_Problem:_ Copy out, from the data below, each line in which the word "this" occurs.

[Dataset records]
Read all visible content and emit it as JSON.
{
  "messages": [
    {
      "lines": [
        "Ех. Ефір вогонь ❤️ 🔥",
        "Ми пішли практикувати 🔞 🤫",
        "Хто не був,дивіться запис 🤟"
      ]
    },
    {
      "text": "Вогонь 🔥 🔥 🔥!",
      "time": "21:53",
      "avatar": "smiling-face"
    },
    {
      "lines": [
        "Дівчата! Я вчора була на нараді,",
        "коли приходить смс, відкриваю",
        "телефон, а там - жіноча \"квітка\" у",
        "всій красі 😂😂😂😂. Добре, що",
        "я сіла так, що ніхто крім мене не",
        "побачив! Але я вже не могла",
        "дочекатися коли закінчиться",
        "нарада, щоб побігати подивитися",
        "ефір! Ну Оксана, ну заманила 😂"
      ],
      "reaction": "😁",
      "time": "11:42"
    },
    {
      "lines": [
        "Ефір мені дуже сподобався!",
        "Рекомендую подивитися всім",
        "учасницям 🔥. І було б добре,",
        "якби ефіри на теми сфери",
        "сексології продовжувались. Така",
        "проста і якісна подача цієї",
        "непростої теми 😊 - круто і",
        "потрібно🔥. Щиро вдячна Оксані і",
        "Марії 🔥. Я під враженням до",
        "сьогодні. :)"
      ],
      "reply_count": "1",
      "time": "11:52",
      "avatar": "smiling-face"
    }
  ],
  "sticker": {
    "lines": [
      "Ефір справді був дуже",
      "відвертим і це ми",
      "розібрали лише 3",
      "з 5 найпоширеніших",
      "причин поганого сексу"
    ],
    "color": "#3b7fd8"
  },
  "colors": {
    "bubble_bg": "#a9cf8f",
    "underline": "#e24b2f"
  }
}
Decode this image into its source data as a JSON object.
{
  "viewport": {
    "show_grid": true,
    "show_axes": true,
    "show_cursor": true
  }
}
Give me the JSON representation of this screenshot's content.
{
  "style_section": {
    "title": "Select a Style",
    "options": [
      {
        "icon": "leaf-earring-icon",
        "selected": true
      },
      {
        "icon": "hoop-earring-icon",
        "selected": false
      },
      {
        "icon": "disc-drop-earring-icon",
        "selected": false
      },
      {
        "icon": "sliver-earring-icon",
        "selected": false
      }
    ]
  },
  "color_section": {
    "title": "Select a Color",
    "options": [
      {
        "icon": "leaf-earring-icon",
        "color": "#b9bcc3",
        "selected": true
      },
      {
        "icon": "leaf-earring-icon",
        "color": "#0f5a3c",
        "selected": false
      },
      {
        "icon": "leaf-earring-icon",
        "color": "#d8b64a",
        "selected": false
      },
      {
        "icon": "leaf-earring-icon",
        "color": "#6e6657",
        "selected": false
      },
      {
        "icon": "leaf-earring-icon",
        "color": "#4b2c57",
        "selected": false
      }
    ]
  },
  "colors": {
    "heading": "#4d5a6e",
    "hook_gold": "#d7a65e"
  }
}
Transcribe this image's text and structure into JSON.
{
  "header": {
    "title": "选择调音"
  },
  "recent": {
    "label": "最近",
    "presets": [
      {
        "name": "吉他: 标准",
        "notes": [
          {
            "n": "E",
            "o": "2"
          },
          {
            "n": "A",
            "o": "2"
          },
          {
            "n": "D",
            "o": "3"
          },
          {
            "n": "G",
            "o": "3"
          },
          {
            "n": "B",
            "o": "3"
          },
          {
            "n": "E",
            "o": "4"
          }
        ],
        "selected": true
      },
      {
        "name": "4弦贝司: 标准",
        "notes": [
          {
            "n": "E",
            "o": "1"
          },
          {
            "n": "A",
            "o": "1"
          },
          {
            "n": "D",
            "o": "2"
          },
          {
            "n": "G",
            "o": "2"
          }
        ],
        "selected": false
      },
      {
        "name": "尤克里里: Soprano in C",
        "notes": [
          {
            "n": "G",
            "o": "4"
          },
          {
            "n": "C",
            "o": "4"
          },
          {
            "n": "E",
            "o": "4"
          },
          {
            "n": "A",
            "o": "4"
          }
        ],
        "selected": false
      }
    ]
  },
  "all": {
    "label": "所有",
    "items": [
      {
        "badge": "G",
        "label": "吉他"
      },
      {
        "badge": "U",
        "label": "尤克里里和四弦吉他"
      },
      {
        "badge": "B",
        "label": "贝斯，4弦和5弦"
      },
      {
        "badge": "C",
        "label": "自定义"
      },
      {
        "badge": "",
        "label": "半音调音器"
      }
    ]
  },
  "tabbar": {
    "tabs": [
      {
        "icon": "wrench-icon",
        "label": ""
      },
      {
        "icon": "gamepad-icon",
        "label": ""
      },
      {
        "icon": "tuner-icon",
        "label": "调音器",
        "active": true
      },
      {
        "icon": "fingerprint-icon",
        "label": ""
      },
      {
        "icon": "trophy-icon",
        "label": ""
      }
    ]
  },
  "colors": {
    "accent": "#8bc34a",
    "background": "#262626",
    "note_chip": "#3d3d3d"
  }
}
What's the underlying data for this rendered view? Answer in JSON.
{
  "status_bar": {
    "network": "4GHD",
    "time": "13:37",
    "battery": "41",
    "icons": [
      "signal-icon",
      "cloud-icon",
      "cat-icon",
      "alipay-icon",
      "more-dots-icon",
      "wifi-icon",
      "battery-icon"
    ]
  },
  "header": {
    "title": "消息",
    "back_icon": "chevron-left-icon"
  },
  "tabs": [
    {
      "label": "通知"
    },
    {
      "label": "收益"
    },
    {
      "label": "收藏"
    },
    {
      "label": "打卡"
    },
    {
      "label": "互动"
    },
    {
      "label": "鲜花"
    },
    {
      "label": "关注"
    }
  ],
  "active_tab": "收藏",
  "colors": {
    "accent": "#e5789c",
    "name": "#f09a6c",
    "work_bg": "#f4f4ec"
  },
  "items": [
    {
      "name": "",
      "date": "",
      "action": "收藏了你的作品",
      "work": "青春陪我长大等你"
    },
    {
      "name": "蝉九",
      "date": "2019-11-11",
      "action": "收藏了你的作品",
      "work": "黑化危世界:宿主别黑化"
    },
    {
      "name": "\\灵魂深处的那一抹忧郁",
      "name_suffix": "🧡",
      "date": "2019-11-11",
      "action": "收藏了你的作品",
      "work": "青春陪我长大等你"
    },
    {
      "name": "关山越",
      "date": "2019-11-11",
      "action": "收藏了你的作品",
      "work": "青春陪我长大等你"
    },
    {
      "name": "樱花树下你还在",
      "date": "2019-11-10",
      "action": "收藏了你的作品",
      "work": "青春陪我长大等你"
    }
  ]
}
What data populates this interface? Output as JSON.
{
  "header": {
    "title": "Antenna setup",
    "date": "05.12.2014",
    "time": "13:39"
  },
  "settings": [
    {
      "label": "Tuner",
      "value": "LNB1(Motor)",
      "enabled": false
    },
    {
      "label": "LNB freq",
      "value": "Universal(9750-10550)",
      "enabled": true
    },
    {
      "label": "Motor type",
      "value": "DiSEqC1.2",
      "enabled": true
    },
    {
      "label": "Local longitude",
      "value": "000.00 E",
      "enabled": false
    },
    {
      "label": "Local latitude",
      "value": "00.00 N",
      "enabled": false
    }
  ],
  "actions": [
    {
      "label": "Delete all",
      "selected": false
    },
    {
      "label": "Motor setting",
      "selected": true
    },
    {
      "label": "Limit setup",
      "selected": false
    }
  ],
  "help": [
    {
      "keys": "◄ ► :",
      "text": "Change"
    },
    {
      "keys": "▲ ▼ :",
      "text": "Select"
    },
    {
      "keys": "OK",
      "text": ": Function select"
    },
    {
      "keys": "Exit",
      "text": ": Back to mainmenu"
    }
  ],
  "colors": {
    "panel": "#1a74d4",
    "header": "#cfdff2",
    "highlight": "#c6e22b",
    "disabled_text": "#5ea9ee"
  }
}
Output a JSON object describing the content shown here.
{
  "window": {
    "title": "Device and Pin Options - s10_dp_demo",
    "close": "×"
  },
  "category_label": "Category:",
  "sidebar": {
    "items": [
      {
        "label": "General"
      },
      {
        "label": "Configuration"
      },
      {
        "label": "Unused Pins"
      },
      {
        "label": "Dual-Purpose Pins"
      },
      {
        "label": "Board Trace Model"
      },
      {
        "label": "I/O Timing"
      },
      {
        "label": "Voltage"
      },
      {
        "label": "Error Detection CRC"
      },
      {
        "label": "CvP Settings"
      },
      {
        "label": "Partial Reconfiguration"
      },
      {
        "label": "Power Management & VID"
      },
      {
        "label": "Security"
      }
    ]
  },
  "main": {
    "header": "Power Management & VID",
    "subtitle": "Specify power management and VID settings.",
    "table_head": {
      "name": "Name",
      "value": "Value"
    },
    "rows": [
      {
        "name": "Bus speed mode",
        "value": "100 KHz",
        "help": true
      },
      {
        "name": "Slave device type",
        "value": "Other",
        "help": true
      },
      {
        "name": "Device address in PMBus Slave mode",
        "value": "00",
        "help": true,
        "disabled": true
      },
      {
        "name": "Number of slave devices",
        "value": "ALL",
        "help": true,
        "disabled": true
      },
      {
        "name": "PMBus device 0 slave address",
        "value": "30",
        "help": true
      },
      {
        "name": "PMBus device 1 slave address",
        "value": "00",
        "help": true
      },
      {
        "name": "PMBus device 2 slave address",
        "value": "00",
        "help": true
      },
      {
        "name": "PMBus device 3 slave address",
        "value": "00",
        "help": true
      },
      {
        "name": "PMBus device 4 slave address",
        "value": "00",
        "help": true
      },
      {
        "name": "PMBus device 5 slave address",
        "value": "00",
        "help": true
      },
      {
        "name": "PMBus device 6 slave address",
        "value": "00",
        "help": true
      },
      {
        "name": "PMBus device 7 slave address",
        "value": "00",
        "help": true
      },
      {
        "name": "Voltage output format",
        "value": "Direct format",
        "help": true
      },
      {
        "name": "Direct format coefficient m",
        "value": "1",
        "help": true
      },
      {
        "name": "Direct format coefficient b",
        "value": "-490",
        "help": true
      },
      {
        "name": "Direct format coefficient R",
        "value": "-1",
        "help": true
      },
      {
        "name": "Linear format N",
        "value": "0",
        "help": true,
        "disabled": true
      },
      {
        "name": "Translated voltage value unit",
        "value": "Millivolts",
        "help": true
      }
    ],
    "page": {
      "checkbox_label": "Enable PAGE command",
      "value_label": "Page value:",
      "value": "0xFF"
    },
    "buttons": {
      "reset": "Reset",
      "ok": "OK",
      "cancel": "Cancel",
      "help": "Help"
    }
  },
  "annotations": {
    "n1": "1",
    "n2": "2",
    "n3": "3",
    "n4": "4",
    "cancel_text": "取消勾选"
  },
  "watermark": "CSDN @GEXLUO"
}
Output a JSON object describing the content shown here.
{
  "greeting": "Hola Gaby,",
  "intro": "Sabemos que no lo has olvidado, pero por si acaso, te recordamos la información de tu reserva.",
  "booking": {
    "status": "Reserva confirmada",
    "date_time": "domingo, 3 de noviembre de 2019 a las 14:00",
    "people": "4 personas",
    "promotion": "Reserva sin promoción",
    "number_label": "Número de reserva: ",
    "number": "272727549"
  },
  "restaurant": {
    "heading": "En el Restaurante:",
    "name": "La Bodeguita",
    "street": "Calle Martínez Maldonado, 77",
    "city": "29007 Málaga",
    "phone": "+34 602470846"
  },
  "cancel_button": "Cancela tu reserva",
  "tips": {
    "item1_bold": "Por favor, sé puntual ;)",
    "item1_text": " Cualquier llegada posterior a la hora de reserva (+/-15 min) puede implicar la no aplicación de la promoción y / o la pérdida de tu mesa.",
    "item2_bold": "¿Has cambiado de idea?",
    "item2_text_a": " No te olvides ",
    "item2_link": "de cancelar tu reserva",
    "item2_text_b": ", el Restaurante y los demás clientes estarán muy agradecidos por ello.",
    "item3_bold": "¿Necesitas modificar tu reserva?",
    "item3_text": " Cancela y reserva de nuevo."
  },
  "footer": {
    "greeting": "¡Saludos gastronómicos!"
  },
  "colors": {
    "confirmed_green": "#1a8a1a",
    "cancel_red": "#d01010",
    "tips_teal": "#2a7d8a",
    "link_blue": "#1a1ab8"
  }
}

_Reply to the task:_
Decode this image into its source data as a JSON object.
Give me the JSON representation of this screenshot's content.
Transcribe this image's text and structure into JSON.
What's the underlying data for this rendered view? Answer in JSON.
What data populates this interface? Output as JSON.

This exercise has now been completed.